== Available data ==

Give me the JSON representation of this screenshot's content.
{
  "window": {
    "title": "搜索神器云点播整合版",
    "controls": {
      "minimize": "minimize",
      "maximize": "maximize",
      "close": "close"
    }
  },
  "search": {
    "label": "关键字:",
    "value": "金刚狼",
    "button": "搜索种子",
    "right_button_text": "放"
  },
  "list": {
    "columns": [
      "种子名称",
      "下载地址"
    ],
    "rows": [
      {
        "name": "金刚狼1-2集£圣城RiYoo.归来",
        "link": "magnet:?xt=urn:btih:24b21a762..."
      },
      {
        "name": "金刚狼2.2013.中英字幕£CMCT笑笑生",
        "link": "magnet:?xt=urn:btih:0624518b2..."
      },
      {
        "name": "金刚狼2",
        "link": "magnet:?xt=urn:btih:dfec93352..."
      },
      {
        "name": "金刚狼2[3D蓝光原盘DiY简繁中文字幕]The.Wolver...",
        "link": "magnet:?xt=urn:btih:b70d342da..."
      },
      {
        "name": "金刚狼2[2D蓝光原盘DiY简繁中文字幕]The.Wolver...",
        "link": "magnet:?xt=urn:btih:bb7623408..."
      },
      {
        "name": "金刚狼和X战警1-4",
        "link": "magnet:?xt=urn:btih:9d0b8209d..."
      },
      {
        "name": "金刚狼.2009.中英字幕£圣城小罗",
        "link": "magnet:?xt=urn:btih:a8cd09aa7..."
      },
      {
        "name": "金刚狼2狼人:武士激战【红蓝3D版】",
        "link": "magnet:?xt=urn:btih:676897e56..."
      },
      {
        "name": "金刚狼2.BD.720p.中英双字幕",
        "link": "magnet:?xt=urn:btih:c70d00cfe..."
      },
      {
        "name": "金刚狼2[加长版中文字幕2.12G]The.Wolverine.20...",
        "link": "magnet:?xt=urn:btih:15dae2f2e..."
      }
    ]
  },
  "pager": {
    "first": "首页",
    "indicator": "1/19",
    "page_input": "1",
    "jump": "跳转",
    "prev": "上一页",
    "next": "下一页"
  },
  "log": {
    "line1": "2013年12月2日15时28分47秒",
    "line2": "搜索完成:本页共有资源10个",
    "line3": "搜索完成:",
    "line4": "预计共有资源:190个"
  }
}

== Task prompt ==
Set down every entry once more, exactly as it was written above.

== Written response ==
Give me the JSON representation of this screenshot's content.
{
  "window": {
    "title": "搜索神器云点播整合版",
    "controls": {
      "minimize": "minimize",
      "maximize": "maximize",
      "close": "close"
    }
  },
  "search": {
    "label": "关键字:",
    "value": "金刚狼",
    "button": "搜索种子",
    "right_button_text": "放"
  },
  "list": {
    "columns": [
      "种子名称",
      "下载地址"
    ],
    "rows": [
      {
        "name": "金刚狼1-2集£圣城RiYoo.归来",
        "link": "magnet:?xt=urn:btih:24b21a762..."
      },
      {
        "name": "金刚狼2.2013.中英字幕£CMCT笑笑生",
        "link": "magnet:?xt=urn:btih:0624518b2..."
      },
      {
        "name": "金刚狼2",
        "link": "magnet:?xt=urn:btih:dfec93352..."
      },
      {
        "name": "金刚狼2[3D蓝光原盘DiY简繁中文字幕]The.Wolver...",
        "link": "magnet:?xt=urn:btih:b70d342da..."
      },
      {
        "name": "金刚狼2[2D蓝光原盘DiY简繁中文字幕]The.Wolver...",
        "link": "magnet:?xt=urn:btih:bb7623408..."
      },
      {
        "name": "金刚狼和X战警1-4",
        "link": "magnet:?xt=urn:btih:9d0b8209d..."
      },
      {
        "name": "金刚狼.2009.中英字幕£圣城小罗",
        "link": "magnet:?xt=urn:btih:a8cd09aa7..."
      },
      {
        "name": "金刚狼2狼人:武士激战【红蓝3D版】",
        "link": "magnet:?xt=urn:btih:676897e56..."
      },
      {
        "name": "金刚狼2.BD.720p.中英双字幕",
        "link": "magnet:?xt=urn:btih:c70d00cfe..."
      },
      {
        "name": "金刚狼2[加长版中文字幕2.12G]The.Wolverine.20...",
        "link": "magnet:?xt=urn:btih:15dae2f2e..."
      }
    ]
  },
  "pager": {
    "first": "首页",
    "indicator": "1/19",
    "page_input": "1",
    "jump": "跳转",
    "prev": "上一页",
    "next": "下一页"
  },
  "log": {
    "line1": "2013年12月2日15时28分47秒",
    "line2": "搜索完成:本页共有资源10个",
    "line3": "搜索完成:",
    "line4": "预计共有资源:190个"
  }
}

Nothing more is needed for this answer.